┏━━

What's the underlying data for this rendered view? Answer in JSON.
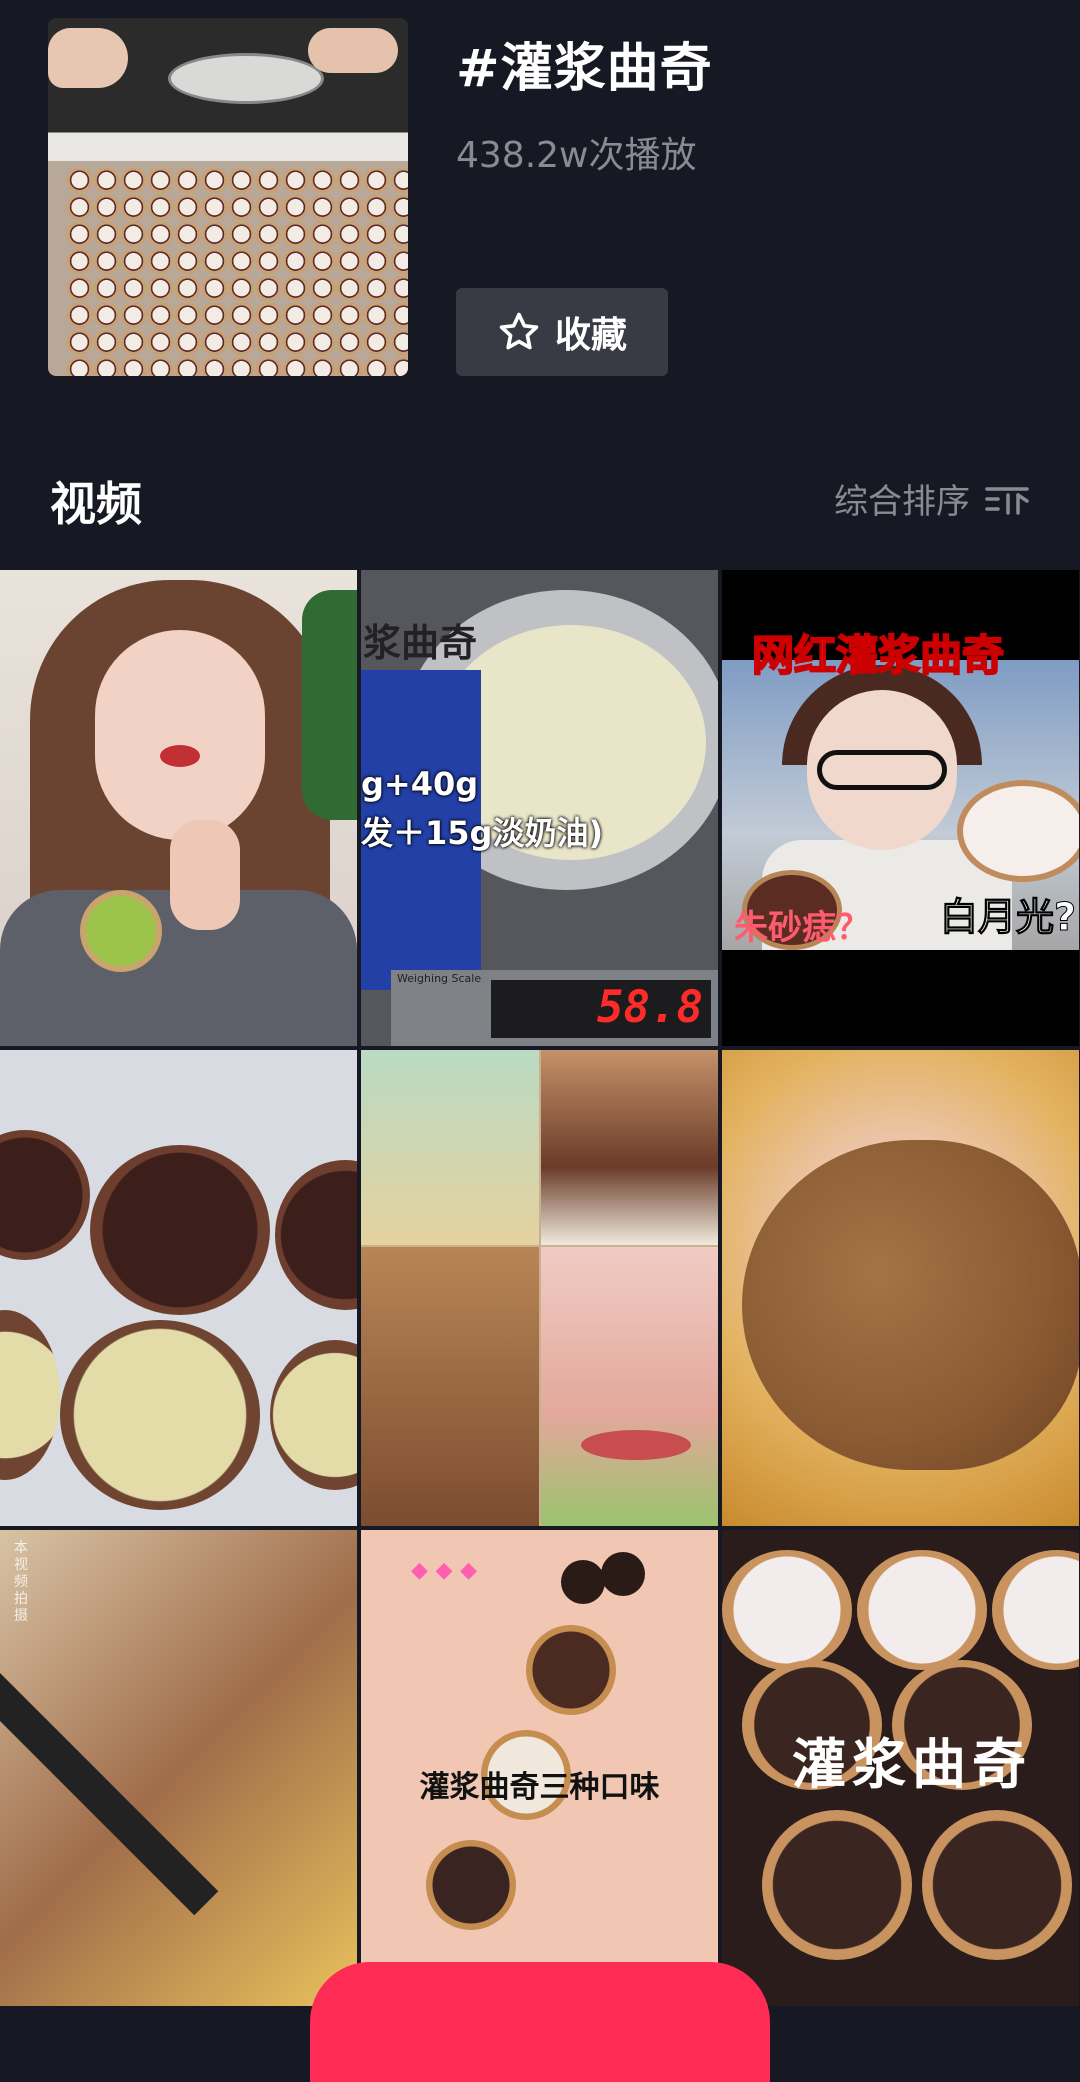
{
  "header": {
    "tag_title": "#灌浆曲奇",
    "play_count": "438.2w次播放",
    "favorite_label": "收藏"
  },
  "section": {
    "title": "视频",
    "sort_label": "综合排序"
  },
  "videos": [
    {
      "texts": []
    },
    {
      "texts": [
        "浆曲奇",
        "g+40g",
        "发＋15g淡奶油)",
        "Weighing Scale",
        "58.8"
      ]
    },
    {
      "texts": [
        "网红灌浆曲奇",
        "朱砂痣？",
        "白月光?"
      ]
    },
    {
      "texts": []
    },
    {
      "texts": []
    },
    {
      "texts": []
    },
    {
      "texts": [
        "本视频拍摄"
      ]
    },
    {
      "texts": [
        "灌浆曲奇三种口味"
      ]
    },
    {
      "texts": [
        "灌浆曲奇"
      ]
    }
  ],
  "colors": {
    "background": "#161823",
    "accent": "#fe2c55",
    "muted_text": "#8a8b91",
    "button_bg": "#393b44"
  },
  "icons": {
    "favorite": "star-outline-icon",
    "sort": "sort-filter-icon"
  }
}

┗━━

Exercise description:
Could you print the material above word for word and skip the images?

Written response:
What's the underlying data for this rendered view? Answer in JSON.
{
  "header": {
    "tag_title": "#灌浆曲奇",
    "play_count": "438.2w次播放",
    "favorite_label": "收藏"
  },
  "section": {
    "title": "视频",
    "sort_label": "综合排序"
  },
  "videos": [
    {
      "texts": []
    },
    {
      "texts": [
        "浆曲奇",
        "g+40g",
        "发＋15g淡奶油)",
        "Weighing Scale",
        "58.8"
      ]
    },
    {
      "texts": [
        "网红灌浆曲奇",
        "朱砂痣？",
        "白月光?"
      ]
    },
    {
      "texts": []
    },
    {
      "texts": []
    },
    {
      "texts": []
    },
    {
      "texts": [
        "本视频拍摄"
      ]
    },
    {
      "texts": [
        "灌浆曲奇三种口味"
      ]
    },
    {
      "texts": [
        "灌浆曲奇"
      ]
    }
  ],
  "colors": {
    "background": "#161823",
    "accent": "#fe2c55",
    "muted_text": "#8a8b91",
    "button_bg": "#393b44"
  },
  "icons": {
    "favorite": "star-outline-icon",
    "sort": "sort-filter-icon"
  }
}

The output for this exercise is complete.